The financial press has picked up on the idea of managed IRA accounts, and with good reason: Retirement savers have paid far too much for too long and often buy the wrong advice.
Convinced that they need to beat the market, investors pay oodles of money for active managers through mutual fund fees. What they miss out on is having a solid investment policy and a thoughtful asset allocation plan, which studies have shown gets you most of your return over time.
In fact, paying for stock selection and active trading provided only a slight advantage and did so while adding risk. As a portfolio becomes more volatile, inexperienced investors can fall victim to emotional trading traps — they are more likely to chase perceived winners and bail out of possible losers, greatly diminishing their overall performance.
What most retirement savers really need from a managed IRA is exactly the opposite of what they are likely to be sold. Rather than a collection of money managers who promise to wallop their benchmarks for a fee, they need passive investments that simply keep up at the lowest possible cost.
The second half of the equation, and no less vital, is a strong hand at the portfolio level, guiding them toward the right level of risk through investment types rather than picking individual investments.
Yet even that advice need not be expensive. Some critics of the managed IRA account movement are quick to complain that such managers aren’t doing anything out of ordinary and shouldn’t be hired at all.
Perhaps so, if you are the kind of person who can build a disciplined approach and sustain it for decades. Are you? Here are three key questions to ask about owning a managed IRA:
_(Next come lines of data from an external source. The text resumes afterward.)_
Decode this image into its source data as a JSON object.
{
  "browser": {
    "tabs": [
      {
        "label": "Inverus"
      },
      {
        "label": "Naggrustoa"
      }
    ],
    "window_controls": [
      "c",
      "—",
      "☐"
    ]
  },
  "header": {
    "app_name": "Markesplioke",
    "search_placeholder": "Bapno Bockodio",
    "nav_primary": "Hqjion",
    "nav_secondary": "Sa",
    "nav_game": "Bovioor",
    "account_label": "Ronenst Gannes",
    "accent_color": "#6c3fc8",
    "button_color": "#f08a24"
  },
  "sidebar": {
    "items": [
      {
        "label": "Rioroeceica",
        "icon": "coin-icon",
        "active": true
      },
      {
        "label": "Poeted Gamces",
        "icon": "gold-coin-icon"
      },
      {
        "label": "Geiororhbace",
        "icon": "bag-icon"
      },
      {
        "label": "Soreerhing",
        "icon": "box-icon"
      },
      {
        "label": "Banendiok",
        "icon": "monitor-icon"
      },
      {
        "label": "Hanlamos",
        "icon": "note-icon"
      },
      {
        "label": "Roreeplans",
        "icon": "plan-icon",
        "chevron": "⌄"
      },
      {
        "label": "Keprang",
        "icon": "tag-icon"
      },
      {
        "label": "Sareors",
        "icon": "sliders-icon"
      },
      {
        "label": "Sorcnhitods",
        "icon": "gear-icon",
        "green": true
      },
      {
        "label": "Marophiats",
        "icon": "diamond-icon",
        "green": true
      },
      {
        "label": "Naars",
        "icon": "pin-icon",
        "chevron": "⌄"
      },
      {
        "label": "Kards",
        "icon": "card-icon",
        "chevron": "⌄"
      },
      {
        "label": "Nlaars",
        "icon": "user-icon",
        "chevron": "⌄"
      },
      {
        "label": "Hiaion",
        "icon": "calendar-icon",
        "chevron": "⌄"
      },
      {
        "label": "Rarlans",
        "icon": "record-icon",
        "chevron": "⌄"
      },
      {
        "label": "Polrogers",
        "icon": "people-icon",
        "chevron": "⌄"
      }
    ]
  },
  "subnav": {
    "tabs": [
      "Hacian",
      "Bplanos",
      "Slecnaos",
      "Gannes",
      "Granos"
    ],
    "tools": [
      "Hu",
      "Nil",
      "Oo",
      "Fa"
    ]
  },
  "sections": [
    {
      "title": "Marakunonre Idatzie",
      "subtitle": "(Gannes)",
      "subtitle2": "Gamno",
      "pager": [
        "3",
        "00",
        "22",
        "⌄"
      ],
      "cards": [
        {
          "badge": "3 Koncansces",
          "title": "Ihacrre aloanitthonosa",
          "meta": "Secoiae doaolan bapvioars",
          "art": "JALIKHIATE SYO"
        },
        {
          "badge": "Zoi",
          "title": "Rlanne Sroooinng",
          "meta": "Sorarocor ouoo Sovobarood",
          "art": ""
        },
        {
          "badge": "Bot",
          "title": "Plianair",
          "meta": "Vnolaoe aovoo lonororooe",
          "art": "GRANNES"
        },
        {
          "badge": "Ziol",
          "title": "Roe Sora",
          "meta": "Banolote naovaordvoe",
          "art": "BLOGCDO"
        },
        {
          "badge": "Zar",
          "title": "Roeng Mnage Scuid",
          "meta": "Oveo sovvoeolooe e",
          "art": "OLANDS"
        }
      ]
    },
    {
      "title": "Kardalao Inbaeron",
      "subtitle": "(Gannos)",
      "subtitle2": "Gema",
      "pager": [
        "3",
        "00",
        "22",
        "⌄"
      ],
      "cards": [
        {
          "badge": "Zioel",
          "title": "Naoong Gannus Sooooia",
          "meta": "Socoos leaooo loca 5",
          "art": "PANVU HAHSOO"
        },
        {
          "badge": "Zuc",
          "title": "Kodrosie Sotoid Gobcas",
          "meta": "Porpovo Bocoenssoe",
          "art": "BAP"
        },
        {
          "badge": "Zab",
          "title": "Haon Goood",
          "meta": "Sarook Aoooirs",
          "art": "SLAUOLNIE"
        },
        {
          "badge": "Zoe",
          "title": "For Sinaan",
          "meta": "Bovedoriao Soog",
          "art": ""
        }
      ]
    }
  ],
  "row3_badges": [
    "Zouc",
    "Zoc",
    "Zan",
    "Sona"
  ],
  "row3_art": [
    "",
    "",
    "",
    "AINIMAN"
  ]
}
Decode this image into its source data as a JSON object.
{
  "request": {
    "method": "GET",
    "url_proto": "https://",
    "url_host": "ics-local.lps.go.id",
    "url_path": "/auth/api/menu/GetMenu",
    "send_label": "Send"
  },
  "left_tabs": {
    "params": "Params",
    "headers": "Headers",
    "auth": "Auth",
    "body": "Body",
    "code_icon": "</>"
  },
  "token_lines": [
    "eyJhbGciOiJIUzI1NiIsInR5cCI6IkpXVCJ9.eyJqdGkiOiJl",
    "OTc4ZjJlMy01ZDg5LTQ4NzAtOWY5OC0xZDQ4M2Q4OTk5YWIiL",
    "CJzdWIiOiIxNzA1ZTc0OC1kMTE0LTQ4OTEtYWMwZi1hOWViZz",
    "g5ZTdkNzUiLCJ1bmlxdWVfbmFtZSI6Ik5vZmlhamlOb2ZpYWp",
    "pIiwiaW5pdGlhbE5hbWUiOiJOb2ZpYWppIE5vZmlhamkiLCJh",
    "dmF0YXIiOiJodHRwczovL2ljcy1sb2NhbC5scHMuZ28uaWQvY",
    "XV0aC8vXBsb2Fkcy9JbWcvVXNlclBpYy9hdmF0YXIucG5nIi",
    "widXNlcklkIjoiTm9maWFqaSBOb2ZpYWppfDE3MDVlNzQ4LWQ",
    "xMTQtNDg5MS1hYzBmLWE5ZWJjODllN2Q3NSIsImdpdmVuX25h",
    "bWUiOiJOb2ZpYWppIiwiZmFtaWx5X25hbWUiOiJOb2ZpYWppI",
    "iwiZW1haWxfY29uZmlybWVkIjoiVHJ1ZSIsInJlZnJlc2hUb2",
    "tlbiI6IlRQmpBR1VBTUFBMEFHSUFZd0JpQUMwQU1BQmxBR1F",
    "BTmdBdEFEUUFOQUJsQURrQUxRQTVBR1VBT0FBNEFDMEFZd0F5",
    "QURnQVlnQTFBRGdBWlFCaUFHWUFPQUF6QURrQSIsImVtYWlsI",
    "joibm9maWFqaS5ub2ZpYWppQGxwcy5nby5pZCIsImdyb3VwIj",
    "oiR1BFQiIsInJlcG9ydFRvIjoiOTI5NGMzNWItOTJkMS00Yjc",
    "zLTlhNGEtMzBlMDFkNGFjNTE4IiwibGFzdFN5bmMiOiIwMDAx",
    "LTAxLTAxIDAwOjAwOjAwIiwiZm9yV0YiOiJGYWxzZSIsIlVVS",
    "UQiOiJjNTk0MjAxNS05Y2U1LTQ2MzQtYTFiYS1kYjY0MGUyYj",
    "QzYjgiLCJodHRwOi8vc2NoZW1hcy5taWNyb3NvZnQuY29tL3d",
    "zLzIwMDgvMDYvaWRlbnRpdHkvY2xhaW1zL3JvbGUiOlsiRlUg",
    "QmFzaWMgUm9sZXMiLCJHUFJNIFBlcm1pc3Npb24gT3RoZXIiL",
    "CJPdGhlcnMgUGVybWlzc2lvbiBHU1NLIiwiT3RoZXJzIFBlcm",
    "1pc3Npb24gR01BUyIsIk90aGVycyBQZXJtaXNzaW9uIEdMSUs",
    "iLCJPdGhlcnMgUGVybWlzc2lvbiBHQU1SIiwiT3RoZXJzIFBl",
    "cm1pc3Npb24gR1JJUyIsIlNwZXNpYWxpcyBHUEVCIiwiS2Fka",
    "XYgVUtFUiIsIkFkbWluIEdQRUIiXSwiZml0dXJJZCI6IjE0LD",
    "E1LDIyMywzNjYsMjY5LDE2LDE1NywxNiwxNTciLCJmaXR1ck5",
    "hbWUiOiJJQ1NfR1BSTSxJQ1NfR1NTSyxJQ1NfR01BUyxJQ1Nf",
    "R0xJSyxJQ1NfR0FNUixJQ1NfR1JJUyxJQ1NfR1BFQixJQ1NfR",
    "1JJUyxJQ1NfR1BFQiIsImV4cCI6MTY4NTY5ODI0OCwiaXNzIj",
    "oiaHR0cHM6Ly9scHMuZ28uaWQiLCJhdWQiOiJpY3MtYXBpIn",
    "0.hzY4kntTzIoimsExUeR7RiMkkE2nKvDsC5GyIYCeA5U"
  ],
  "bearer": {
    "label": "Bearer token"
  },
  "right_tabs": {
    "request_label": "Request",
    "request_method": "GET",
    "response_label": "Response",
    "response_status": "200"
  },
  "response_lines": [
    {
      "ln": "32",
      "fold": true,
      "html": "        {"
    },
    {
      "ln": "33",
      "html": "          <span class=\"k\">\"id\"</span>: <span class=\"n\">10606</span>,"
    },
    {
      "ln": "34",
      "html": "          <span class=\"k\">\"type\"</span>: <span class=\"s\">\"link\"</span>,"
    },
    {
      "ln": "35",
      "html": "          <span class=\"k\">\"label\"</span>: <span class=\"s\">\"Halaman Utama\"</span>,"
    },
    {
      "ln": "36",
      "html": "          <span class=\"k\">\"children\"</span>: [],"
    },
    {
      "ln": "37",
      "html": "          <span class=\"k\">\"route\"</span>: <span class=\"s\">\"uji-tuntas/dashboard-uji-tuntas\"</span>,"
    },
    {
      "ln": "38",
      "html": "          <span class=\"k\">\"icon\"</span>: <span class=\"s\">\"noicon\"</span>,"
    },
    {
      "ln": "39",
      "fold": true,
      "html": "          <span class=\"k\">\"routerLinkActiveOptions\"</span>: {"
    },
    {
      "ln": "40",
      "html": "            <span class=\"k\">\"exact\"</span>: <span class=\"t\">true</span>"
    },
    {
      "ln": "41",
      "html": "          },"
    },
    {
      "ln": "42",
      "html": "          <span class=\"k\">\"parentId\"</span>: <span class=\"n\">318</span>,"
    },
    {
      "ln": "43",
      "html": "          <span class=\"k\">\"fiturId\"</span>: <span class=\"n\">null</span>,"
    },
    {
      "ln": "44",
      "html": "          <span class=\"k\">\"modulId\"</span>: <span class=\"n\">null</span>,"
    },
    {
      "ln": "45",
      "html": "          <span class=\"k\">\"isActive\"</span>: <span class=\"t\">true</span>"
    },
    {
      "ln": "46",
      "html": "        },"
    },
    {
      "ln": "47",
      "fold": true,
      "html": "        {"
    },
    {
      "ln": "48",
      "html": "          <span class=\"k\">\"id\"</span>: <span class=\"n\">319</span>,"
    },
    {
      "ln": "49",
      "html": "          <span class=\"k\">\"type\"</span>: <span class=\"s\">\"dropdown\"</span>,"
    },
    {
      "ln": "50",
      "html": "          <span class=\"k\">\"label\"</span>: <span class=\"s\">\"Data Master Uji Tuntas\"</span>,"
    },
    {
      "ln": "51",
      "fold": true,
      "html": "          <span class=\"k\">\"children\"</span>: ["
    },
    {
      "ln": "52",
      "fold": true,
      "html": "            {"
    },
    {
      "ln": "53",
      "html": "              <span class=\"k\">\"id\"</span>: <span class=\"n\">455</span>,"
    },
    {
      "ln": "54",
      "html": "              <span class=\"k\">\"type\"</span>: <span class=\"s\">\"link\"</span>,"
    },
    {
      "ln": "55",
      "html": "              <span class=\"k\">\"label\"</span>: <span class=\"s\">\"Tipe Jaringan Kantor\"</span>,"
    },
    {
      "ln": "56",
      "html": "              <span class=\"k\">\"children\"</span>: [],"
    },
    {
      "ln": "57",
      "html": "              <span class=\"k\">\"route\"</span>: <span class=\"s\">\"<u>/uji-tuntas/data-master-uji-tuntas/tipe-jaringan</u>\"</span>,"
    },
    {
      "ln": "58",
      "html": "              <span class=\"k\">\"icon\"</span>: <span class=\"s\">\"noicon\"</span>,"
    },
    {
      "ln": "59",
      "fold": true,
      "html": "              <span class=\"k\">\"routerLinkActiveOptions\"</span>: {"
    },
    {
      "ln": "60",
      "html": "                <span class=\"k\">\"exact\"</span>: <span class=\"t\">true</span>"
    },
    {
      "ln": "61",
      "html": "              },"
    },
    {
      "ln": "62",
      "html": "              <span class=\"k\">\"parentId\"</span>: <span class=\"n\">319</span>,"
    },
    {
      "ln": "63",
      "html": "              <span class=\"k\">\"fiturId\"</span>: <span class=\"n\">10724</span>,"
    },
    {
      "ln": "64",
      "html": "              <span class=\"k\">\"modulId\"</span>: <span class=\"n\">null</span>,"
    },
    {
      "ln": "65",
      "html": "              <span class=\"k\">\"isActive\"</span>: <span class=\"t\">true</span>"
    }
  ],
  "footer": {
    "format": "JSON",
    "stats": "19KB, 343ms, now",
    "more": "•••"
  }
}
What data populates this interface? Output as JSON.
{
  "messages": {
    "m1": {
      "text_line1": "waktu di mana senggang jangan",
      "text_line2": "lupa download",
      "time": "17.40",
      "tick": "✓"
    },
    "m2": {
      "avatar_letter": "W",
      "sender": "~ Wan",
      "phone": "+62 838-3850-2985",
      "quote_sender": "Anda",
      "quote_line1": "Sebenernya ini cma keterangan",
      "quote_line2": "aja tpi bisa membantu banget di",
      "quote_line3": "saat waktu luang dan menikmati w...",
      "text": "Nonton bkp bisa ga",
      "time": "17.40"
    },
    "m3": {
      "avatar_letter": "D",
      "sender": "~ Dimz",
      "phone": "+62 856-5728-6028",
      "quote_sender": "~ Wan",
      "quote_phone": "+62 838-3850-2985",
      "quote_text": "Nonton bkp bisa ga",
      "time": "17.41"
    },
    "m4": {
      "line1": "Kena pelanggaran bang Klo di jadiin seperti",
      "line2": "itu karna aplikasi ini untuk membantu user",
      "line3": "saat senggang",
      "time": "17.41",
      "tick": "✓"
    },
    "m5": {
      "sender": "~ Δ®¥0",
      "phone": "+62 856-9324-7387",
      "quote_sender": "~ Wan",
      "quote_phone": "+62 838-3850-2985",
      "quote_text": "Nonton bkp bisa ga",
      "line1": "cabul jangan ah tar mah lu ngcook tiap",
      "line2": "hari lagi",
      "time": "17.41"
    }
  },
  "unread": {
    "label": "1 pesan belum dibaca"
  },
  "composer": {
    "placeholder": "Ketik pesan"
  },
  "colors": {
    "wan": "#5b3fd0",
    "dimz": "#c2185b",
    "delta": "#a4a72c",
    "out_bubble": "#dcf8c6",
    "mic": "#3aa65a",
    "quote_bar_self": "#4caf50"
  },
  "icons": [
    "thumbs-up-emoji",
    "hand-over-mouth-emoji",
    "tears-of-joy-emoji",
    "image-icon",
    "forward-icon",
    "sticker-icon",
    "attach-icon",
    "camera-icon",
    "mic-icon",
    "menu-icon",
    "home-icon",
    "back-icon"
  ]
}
1. Do you like to trade?
This is fundamental, and easily misunderstood. The question is not do you like investing. Some people love to read financial news and play their hunches. But a disciplined investor following a serious investment policy doesn’t do that at all. In fact, the trades are quite boring.
But do you even care to do it? Some people dislike dealing with the minutiae of their finances. They have medical practices or business to run, career paths to pursue or retirements to enjoy. It’s okay not to like investing. It’s not okay to remain ignorant, but that doesn’t mean you have to do the work yourself.
2. Are you confident in your financial planning?
Where people often stumble is in developing a sound investment strategy, one that is appropriate for their age, savings level and time horizon, that is, the number of years until they will need the money they have set aside.
Once they get to that age, the problems change. Creating income is a challenge in any environment and especially now. There might be windfalls (or obstacles) on the way toward your goal. Timely professional advice using a managed IRA can be useful, as can regular, periodic help with decision-making. A managed account can offer this level of service.
3. Can you overcome your human emotions?
The single biggest danger, as we mention earlier, is dealing yourself out of the deck at a market bottom. Another risk is chasing a single company’s stock into the stratosphere and then riding back down to the gutter. It happens all the time.
Emotional risk is huge, and it can ruin a perfectly good retirement plan. A decently run managed account will protect you from these kinds of outcomes by “taking the gun out of your hand” at those crucial moments.
Managed accounts are not free, but they do offer a skill set that many retirement investors sorely lack — stable, high-quality guidance now and along the way, as markets churn and buck. It doesn’t need to be expensive, but discounting professional advice from the start can be the most expensive mistake of all.